ABOUT THIS EXERCISE → Which lines of the entries contain the string "Pessoa"? Copy each of them.

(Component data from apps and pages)
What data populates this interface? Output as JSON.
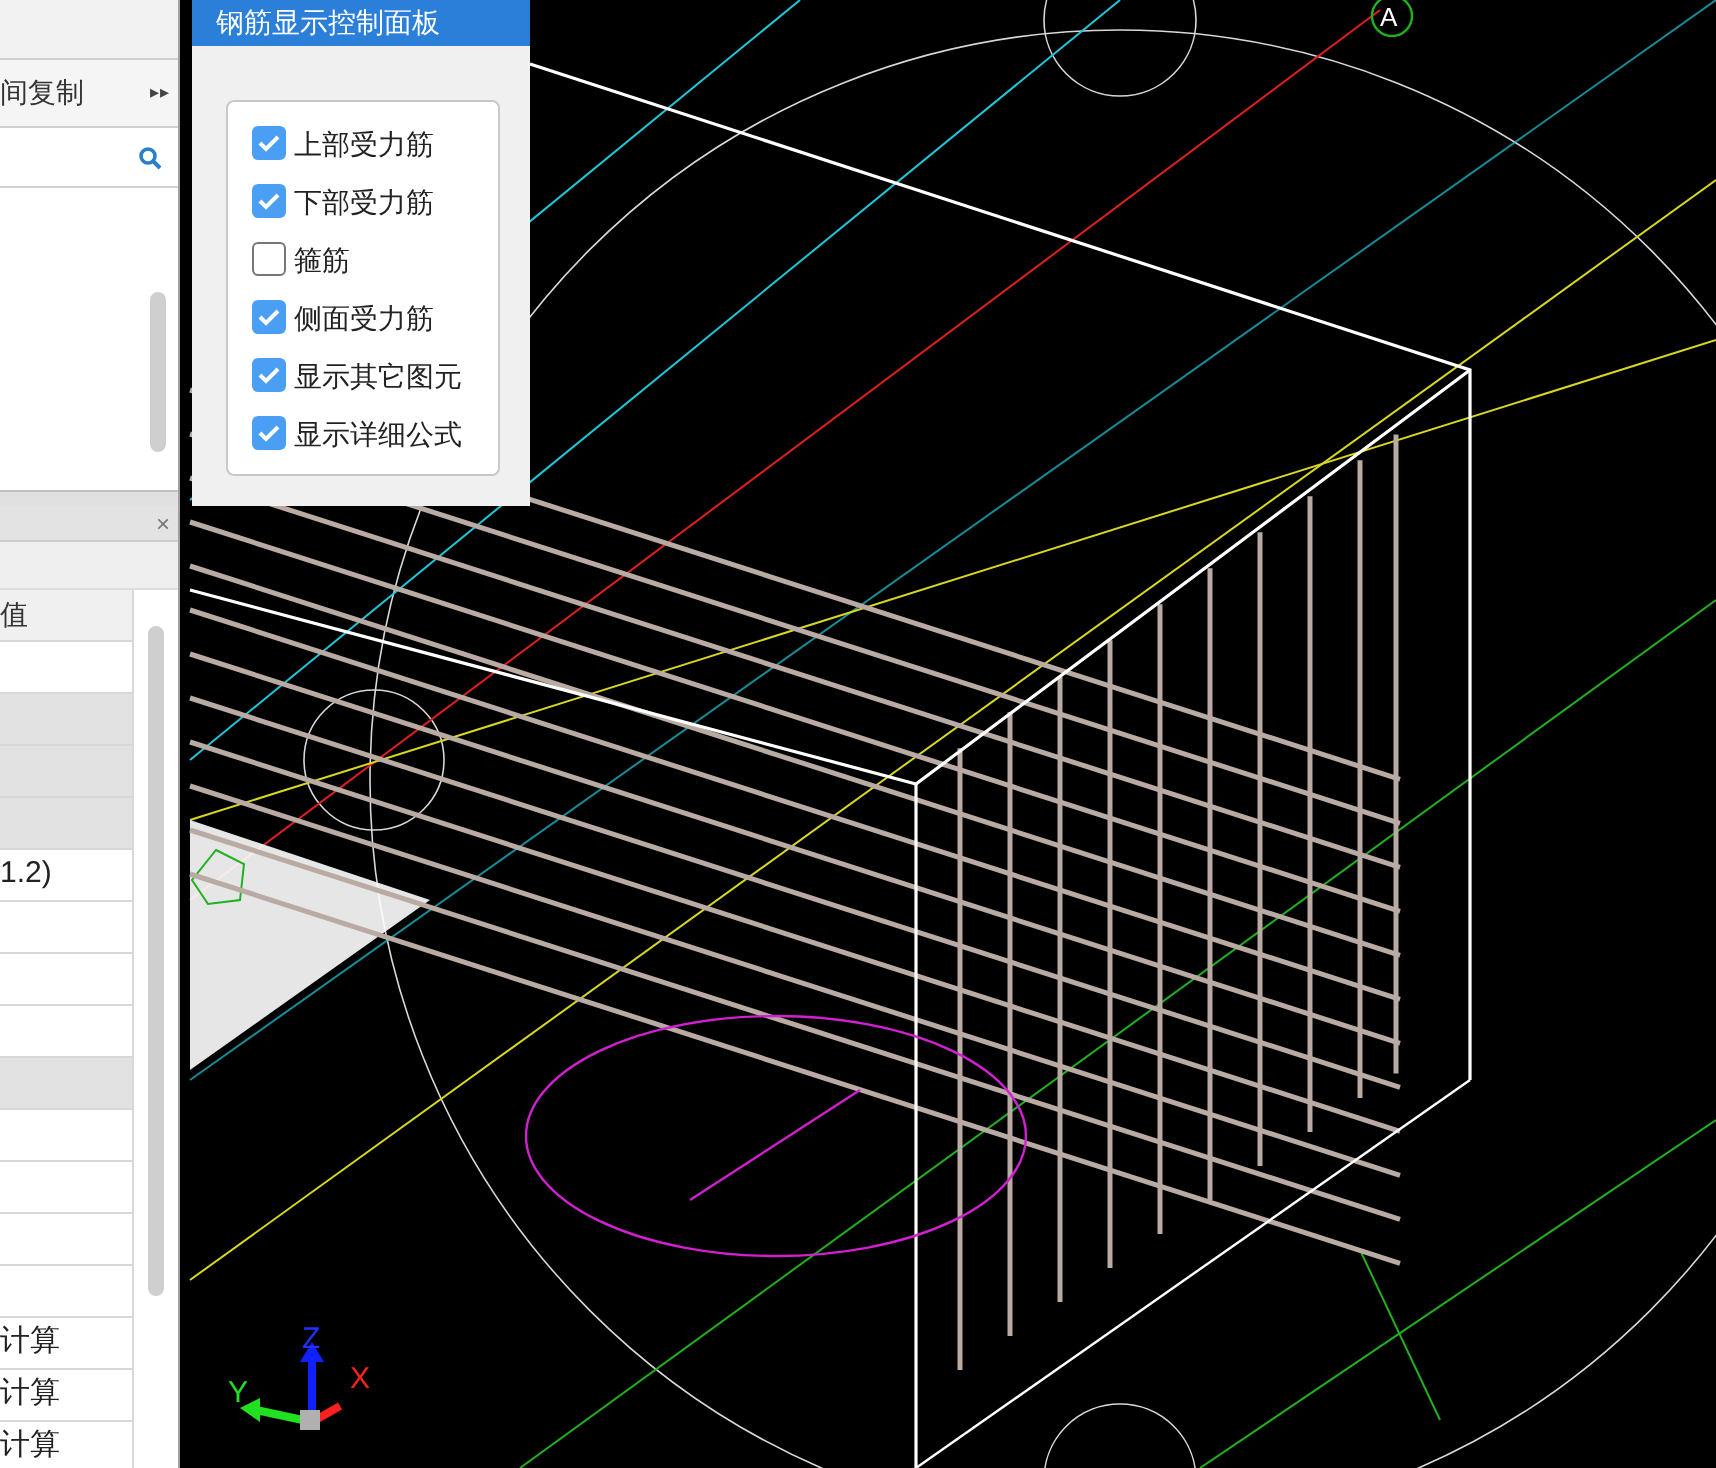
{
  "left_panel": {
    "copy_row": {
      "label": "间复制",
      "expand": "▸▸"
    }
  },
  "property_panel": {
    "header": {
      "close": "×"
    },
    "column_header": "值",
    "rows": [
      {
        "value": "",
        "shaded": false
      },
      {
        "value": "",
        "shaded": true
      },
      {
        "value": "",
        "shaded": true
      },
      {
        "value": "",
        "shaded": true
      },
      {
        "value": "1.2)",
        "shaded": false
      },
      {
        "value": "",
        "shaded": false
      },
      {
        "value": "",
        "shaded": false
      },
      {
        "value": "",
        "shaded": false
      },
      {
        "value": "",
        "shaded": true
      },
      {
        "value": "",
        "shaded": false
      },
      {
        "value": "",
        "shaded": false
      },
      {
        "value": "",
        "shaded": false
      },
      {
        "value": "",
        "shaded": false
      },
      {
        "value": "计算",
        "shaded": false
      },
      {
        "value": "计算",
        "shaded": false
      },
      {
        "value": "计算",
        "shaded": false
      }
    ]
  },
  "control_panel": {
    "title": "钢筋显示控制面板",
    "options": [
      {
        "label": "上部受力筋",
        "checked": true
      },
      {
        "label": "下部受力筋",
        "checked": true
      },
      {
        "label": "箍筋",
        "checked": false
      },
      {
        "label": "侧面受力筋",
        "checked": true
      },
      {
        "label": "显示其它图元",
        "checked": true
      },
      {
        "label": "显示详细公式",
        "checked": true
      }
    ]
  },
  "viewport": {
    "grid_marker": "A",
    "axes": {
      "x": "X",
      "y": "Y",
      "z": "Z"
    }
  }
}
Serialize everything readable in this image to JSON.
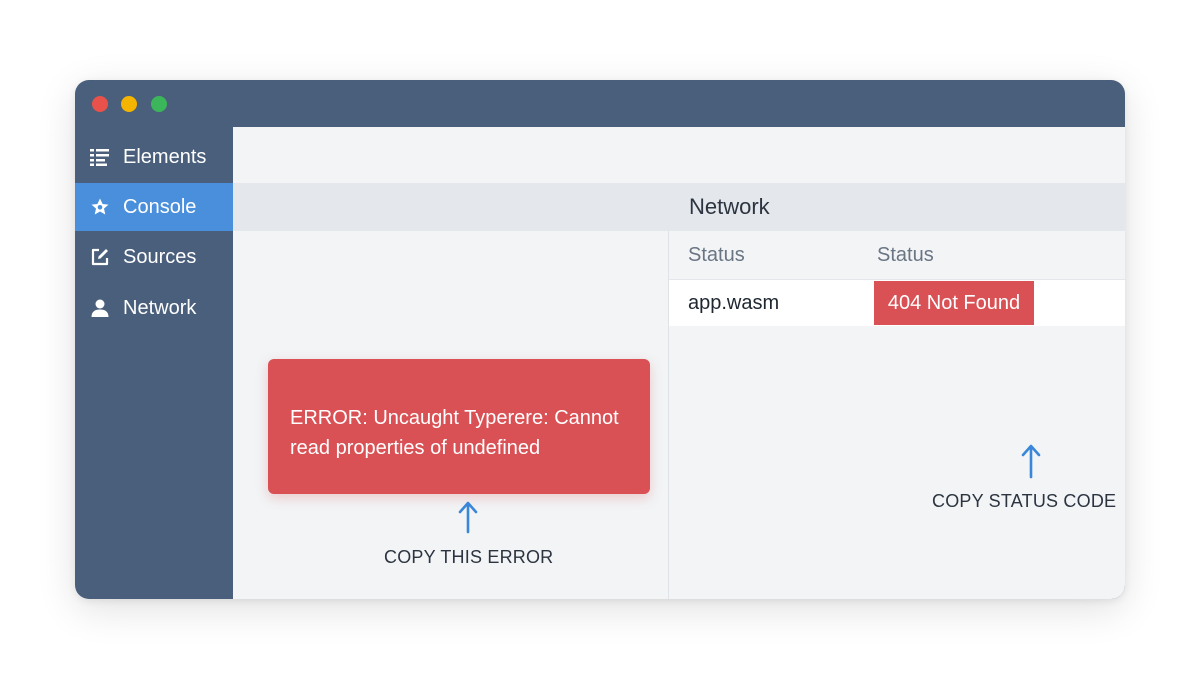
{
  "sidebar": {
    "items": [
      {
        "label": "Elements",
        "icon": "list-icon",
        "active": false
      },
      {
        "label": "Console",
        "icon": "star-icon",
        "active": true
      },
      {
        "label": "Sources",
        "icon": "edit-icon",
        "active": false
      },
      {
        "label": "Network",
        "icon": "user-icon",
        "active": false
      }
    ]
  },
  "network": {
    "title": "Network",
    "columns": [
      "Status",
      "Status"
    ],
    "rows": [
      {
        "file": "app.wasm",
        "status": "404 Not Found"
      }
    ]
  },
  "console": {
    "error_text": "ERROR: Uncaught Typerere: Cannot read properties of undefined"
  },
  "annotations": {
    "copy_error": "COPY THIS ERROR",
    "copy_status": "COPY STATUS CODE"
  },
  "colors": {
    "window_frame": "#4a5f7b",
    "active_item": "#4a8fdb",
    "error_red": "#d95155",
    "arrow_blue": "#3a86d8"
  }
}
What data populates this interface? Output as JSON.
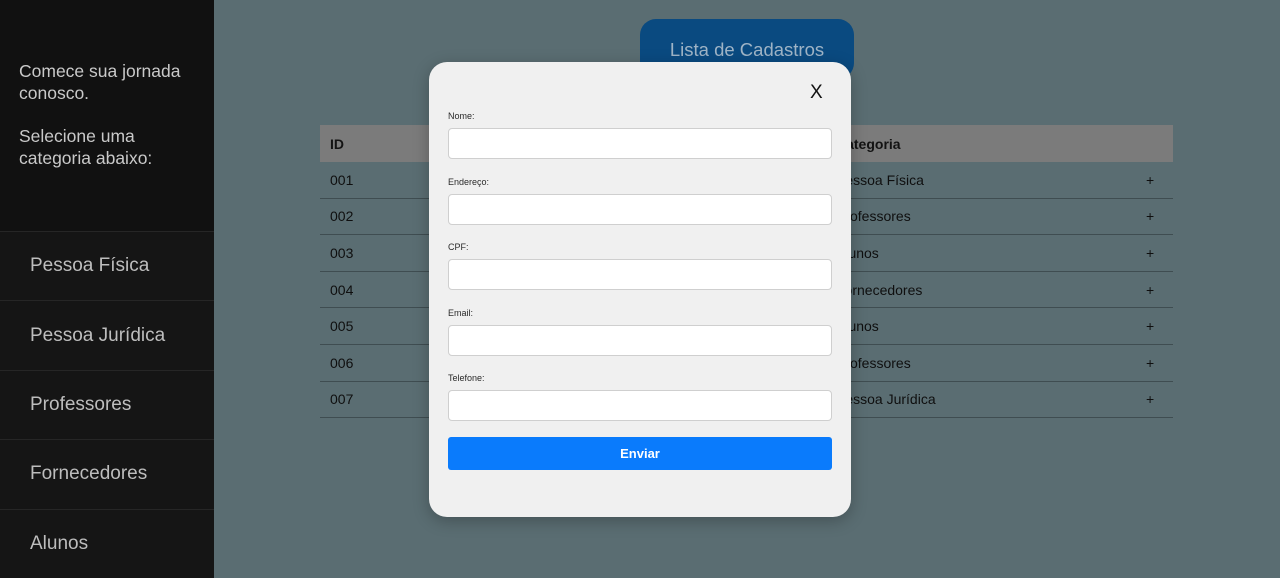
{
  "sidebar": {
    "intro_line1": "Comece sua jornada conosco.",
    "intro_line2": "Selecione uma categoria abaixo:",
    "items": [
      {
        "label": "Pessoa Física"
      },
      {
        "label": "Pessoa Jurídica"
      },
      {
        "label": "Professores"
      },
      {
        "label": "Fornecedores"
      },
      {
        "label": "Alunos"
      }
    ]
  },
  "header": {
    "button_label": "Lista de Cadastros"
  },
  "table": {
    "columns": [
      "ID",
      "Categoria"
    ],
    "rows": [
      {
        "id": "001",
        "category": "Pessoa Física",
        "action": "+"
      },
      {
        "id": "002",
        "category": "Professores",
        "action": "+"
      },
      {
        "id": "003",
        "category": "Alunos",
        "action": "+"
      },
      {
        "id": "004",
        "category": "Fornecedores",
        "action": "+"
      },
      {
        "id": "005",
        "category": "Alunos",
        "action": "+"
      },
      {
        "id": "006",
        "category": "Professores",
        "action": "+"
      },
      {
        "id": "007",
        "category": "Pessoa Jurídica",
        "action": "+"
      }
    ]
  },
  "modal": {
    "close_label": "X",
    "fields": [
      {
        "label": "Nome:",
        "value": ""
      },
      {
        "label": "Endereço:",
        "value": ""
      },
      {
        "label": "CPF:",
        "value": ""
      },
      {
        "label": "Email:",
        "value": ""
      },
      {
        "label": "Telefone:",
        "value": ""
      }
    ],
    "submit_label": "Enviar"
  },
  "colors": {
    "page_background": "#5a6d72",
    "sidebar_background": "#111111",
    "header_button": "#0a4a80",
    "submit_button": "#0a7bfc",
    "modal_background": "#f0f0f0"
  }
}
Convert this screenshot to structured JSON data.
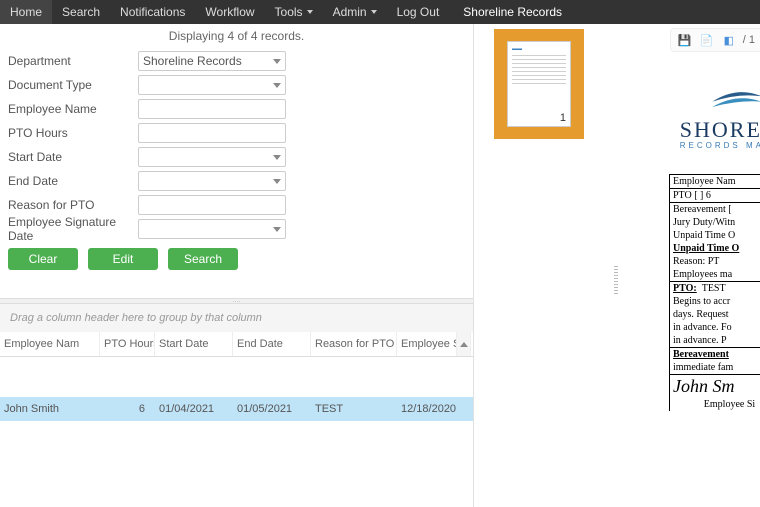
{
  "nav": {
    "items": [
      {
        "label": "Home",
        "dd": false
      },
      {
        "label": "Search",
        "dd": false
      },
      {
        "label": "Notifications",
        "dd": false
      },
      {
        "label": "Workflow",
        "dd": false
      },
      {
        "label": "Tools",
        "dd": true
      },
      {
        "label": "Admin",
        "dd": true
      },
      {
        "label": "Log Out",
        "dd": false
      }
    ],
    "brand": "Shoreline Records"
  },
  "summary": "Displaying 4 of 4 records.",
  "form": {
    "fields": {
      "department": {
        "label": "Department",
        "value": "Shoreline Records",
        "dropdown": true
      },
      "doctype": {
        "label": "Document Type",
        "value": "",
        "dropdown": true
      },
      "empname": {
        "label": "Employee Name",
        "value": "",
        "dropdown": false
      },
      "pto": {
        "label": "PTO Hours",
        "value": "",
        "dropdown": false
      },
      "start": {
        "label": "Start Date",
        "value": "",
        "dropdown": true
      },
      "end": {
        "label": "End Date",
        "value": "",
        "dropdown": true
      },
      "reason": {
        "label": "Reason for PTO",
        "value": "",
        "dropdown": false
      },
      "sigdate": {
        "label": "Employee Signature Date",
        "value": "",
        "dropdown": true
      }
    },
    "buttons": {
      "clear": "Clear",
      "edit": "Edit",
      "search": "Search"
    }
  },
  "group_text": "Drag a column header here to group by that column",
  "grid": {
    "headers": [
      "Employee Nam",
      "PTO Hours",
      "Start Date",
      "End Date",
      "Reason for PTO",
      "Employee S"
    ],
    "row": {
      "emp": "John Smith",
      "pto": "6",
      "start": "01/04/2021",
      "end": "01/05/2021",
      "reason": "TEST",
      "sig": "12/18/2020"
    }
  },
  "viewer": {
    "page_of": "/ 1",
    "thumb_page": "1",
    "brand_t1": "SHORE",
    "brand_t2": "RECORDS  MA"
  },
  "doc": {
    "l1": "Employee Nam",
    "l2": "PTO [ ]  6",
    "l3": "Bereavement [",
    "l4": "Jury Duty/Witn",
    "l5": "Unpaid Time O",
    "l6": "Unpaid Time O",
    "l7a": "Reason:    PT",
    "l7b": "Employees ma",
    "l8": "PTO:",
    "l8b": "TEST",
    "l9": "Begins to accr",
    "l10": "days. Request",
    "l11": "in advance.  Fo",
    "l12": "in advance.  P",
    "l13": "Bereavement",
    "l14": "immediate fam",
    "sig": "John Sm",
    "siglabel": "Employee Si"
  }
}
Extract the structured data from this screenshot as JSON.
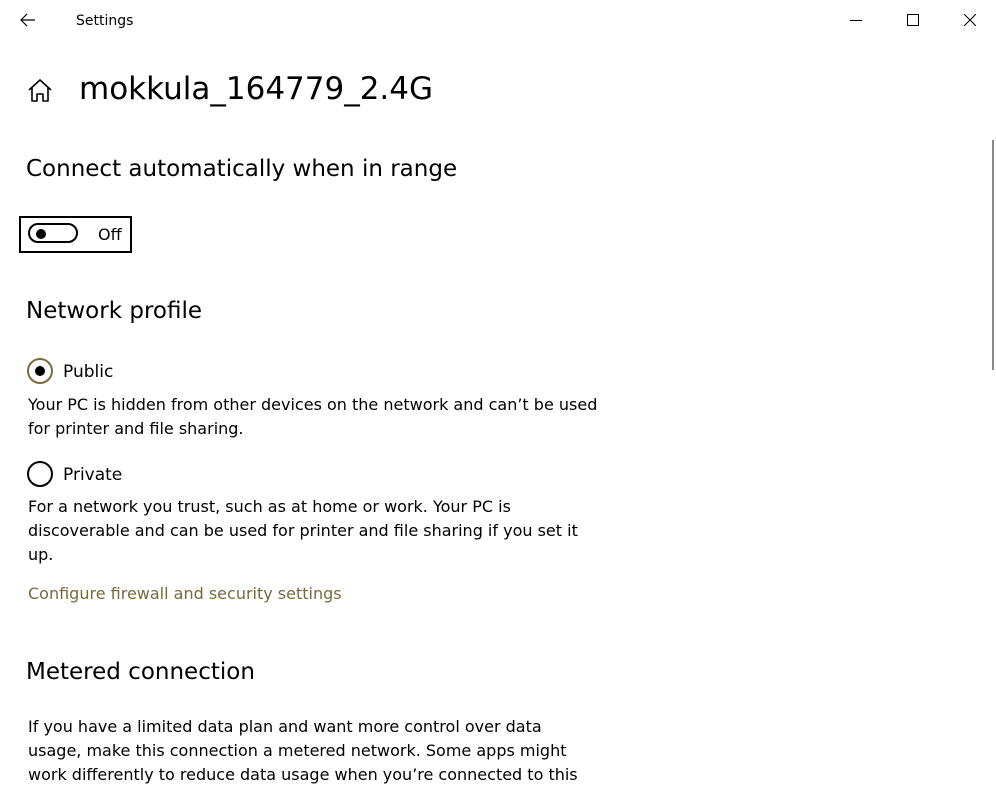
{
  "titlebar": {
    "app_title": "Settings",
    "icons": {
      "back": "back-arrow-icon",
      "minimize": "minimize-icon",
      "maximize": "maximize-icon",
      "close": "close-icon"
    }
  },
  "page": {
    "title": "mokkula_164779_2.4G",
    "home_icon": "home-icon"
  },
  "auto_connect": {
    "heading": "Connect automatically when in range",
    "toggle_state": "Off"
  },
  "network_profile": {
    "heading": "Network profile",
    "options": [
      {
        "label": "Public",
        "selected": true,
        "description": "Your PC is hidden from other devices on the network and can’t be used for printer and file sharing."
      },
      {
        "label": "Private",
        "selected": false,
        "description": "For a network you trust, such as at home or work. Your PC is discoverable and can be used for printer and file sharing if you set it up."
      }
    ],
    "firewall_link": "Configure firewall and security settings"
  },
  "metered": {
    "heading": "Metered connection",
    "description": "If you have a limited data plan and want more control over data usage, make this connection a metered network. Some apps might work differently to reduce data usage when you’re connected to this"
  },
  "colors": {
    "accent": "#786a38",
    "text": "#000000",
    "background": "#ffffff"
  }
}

ANSWER TO THE PROBLEM →
        "label": "Pessoa Física"
        "label": "Pessoa Jurídica"
        "category": "Pessoa Física",
        "category": "Pessoa Jurídica",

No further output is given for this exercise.